Officials say the [new Lagos State traffic] laws coming into force are necessary to curb the chaos. But critics warn that traffic wardens and police who already are known to force their way into cars to extort bribes will use the new, loosely worded laws to extract even larger sums. […]
The critics say the new law will target some of the poorest on the roadway — the motorcycle taxi drivers known as “okada” after a now-defunct airline, either for the their speed or for the smoke they spew, depending on whom you ask. […]
The new laws would ban okada riders from 11 highways, 41 bridges and more than 3,000 roads, according to information released by the state, and some believe it is an attempt to force the riders out of the already overcrowded city.
I’ve found that I’m able to avoid most traffic jams in Lagos by organizing my day strategically against rush hour, but that has not eliminated the hassle and expense of travel. Due to an enduring fear of motorbikes, I spend much of my day searching for taxis. When I ask Lagosians the best place to walk to find one, they are pained. “They take too much money. Take a bike to that roundabout, then take a bus,” they advise. It’s an unusual moment when this happens. People who think I have so much money still can’t bare to let me waste so much on a taxi.
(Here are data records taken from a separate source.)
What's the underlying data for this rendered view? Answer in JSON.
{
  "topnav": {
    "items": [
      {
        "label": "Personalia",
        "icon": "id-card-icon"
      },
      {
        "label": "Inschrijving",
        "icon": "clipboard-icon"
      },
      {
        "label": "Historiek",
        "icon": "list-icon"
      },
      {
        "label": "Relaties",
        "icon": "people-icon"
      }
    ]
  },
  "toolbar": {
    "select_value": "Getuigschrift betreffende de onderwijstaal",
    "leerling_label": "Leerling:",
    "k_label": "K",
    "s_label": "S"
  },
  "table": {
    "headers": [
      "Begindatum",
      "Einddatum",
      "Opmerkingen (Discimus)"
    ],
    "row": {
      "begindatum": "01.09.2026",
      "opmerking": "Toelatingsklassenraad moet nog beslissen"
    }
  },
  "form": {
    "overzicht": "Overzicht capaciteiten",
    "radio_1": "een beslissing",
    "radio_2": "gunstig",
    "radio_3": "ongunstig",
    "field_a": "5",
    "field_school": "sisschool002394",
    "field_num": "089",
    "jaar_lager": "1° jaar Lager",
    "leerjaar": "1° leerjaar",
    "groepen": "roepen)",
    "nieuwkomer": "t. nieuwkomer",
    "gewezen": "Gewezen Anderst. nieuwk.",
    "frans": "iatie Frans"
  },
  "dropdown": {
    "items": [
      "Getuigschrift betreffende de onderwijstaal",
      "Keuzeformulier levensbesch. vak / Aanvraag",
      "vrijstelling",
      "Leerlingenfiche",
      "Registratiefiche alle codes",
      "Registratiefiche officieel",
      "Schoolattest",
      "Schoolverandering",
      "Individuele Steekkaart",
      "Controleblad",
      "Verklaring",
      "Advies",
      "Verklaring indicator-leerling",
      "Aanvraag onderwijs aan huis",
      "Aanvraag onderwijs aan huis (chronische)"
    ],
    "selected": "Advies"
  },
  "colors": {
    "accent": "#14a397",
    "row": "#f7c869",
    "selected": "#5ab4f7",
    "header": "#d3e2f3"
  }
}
It’s hard to say what part of transportation is the most unpleasant. Perhaps the cost; each taxi ride is between $4 and $12. Perhaps the search for a taxi when departing a destination with small roads. Perhaps the exhaust I breathe in while waiting. Perhaps the speed. Perhaps the fear from so many close calls with motorbikes.
There is a breaking point visible on the horizon where I will swallow the extraordinary (from graduate student perspective) expense of paying for a car and driver for the day.